“Fancy!” she said, in her low, pleasant drawl. “Just fancy! had I not chanced to be known to you, and a customer of the store, I might have been marched up to the superintendent’s office myself. It really is a wonderfully good situation for a film—a real moving picture scene made to order.”
THE RUNAWAYS AGAIN
Nan was ordinarily brave enough. But the disgrace of this scene—in which the fashionably attired woman merely saw the dramatic possibilities—well nigh broke the girl’s spirit. If she moved from this place she feared the whispering people would follow her; if she remained, they would remain to gape and wonder.
The troubled girl glanced hurriedly around. Was there no escape? Suppose her chum and Mrs. Mason and Grace should appear, searching for her?
The floodgates of her tears were all but raised when the placid woman who had caused all the trouble turned suddenly to her.
“I do owe an apology to you, my dear,” she said. “I see you feel very badly about it. Don’t. It really is not worth thinking of. You evidently have a spiteful enemy in that girl who has run away. But, of course, my dear, such unfounded accusations have no weight in the minds of sensible people.” She seemed quite to have forgotten that hers was the first accusation.
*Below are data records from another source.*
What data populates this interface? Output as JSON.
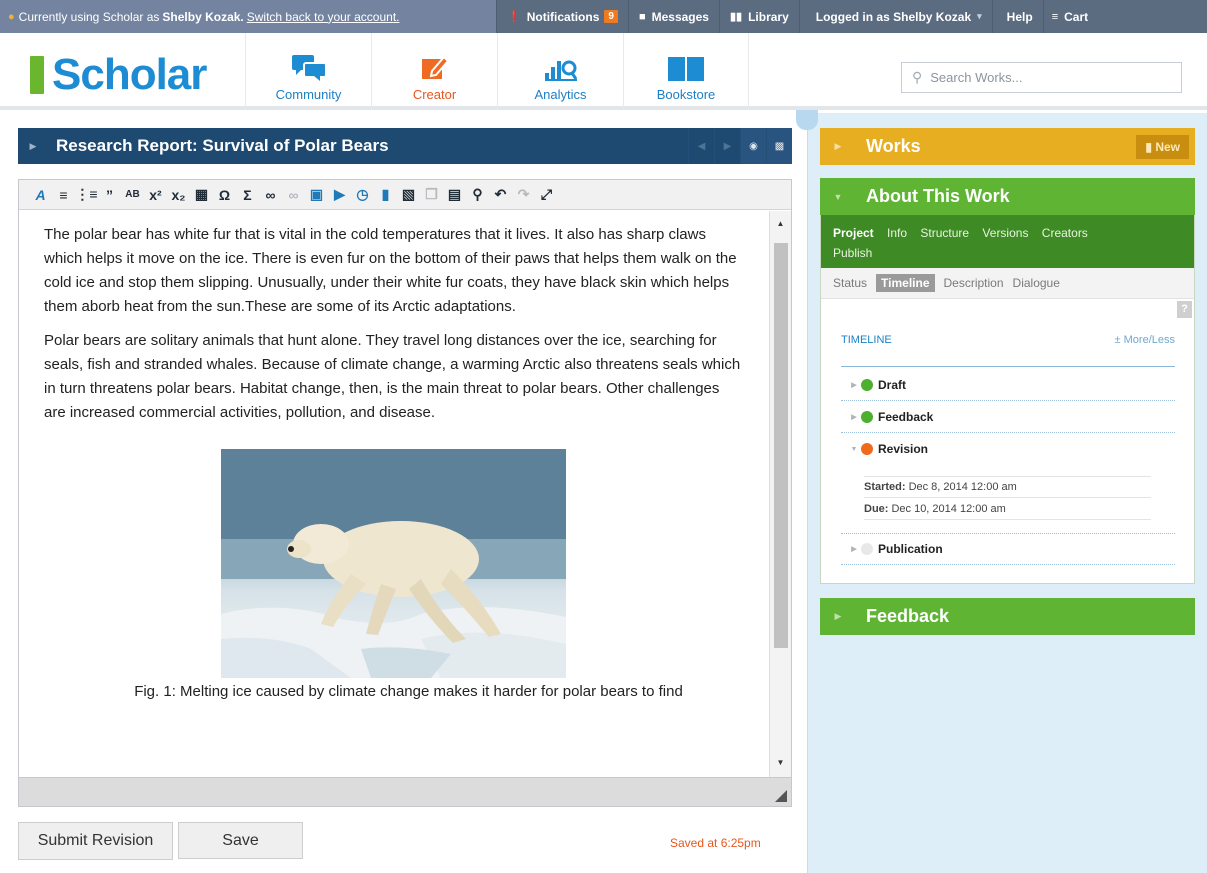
{
  "topbar": {
    "impersonation_prefix": "Currently using Scholar as",
    "impersonated_user": "Shelby Kozak.",
    "switch_back_link": "Switch back to your account.",
    "notifications_label": "Notifications",
    "notifications_count": "9",
    "messages_label": "Messages",
    "library_label": "Library",
    "logged_in_label": "Logged in as Shelby Kozak",
    "help_label": "Help",
    "cart_label": "Cart"
  },
  "header": {
    "logo_text": "Scholar",
    "tabs": [
      {
        "label": "Community",
        "icon": "chat-bubbles-icon"
      },
      {
        "label": "Creator",
        "icon": "pencil-edit-icon"
      },
      {
        "label": "Analytics",
        "icon": "bar-chart-magnifier-icon"
      },
      {
        "label": "Bookstore",
        "icon": "open-book-icon"
      }
    ],
    "active_tab": "Creator",
    "search_placeholder": "Search Works..."
  },
  "document": {
    "title": "Research Report: Survival of Polar Bears",
    "paragraphs": [
      "The polar bear has white fur that is vital in the cold temperatures that it lives. It also has sharp claws which helps it move on the ice. There is even fur on the bottom of their paws that helps them walk on the cold ice and stop them slipping. Unusually, under their white fur coats, they have black skin which helps them aborb heat from the sun.These are some of its Arctic adaptations.",
      "Polar bears are solitary animals that hunt alone. They travel long distances over the ice, searching for seals, fish and stranded whales. Because of climate change, a warming Arctic also threatens seals which in turn threatens polar bears. Habitat change, then, is the main threat to polar bears. Other challenges are increased commercial activities, pollution, and disease."
    ],
    "figure_caption": "Fig. 1: Melting ice caused by climate change makes it harder for polar bears to find"
  },
  "buttons": {
    "submit_revision": "Submit Revision",
    "save": "Save",
    "saved_status": "Saved at 6:25pm"
  },
  "sidebar": {
    "works_title": "Works",
    "works_new_button": "New",
    "about_title": "About This Work",
    "about_tabs": [
      "Project",
      "Info",
      "Structure",
      "Versions",
      "Creators",
      "Publish"
    ],
    "project_subtabs": [
      "Status",
      "Timeline",
      "Description",
      "Dialogue"
    ],
    "timeline_heading": "TIMELINE",
    "more_less": "± More/Less",
    "timeline": [
      {
        "label": "Draft",
        "status_color": "#4caf2e"
      },
      {
        "label": "Feedback",
        "status_color": "#4caf2e"
      },
      {
        "label": "Revision",
        "status_color": "#f06a1c"
      },
      {
        "label": "Publication",
        "status_color": "#e8e8e8"
      }
    ],
    "revision_started_label": "Started:",
    "revision_started_value": "Dec 8, 2014 12:00 am",
    "revision_due_label": "Due:",
    "revision_due_value": "Dec 10, 2014 12:00 am",
    "help_glyph": "?",
    "feedback_title": "Feedback"
  },
  "colors": {
    "brand_blue": "#1d8cd2",
    "brand_green": "#6ab62f",
    "accent_orange": "#e8561c",
    "works_yellow": "#e7ae22",
    "title_navy": "#1e4a72"
  }
}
She glanced about disdainfully upon the group of whispering women and girls. Some of them quite evidently recognized her. How could they help it, when her features were so frequently pictured on the screen? But Nan had not identified this woman with the great actress-director, whose films were being talked of from ocean to ocean.
“Come, my dear,” she said. “We can find a quieter place to talk, I know. And I do wish to know you better.”
Whether it were unwise or not, Nan Sherwood found it impossible to refuse the request of so beautiful a woman. Nan immediately fell under the charm of her beauty and her voice. She went with her dumbly and forgot the unpleasant people who stood about and stared. The lovely woman’s light hand upon her arm, too, took away the memory of the detective’s stern grasp.
The actress led her to the nearest elevator where a coin slipped into the palm of the elevator man caused him to shoot them up to another floor without delay. In this way all the curious ones lost trace of Nan and her new friend. In a few moments they were sitting in one of the tea-rooms where a white-aproned maid served them with tea and sweets at Madam’s command.
“That is what you need, my dear,” said Nan’s host. “Our unfailing nerve-reviver and satisfier—tea. What would our sex do without it? And how do we manage to keep our complexions as we do, and still imbibe hogsheads of tea?”
She laughed and pinched Nan’s cheek. “You have a splendid complexion yourself, child. And there’s quite some film-charm in your features, I can see. Of course, you have never posed?”